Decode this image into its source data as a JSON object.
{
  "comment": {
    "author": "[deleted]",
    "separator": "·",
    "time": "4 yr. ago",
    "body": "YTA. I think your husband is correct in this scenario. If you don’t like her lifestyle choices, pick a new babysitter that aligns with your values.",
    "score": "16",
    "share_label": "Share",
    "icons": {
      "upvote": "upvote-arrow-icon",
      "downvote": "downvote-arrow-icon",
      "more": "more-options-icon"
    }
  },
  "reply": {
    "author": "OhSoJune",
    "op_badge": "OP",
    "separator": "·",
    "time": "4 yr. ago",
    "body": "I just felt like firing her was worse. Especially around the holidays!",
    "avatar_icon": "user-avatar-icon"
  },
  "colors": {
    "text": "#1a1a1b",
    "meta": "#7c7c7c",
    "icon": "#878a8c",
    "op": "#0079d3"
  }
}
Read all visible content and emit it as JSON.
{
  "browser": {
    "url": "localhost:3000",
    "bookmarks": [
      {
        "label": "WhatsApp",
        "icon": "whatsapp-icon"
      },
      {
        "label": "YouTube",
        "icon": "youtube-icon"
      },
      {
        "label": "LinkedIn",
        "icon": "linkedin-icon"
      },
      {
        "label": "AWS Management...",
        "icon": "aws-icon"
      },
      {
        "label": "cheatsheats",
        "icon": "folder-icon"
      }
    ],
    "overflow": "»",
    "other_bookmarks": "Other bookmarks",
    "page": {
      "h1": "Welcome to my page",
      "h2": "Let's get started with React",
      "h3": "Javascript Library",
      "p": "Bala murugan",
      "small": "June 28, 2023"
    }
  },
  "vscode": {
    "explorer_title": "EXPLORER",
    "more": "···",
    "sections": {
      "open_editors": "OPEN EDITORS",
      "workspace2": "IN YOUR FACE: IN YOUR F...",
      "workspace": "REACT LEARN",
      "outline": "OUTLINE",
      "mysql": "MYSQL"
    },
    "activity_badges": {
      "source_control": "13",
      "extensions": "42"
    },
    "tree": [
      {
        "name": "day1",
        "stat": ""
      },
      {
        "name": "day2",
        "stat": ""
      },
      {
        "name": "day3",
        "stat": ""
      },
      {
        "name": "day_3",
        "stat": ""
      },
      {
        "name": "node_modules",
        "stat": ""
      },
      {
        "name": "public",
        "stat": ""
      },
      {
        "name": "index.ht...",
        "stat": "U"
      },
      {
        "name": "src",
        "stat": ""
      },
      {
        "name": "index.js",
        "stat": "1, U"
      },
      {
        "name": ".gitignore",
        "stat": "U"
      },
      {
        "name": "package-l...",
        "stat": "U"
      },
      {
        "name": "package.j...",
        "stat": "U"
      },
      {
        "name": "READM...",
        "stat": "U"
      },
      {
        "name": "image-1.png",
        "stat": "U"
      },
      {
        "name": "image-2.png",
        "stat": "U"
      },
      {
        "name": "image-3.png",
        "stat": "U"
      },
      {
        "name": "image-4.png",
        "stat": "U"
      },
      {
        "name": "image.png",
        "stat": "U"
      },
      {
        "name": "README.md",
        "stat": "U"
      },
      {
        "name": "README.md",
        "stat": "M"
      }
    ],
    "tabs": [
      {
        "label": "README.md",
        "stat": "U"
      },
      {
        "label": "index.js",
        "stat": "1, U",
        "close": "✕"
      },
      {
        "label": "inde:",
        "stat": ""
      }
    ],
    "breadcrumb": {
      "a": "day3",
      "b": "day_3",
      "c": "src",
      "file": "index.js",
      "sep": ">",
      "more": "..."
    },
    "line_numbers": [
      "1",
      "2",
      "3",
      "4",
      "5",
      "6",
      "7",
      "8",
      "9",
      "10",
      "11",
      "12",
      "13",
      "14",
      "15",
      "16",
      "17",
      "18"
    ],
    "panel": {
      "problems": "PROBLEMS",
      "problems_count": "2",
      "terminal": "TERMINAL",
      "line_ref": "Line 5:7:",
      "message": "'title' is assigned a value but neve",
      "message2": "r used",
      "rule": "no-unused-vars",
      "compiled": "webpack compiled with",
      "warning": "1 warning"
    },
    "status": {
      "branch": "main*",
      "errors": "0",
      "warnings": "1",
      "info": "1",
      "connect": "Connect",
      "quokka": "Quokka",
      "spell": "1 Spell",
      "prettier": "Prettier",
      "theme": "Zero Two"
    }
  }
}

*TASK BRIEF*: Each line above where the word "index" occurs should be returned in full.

*TASK OUTPUT*:
        "name": "index.ht...",
        "name": "index.js",
        "label": "index.js",
      "file": "index.js",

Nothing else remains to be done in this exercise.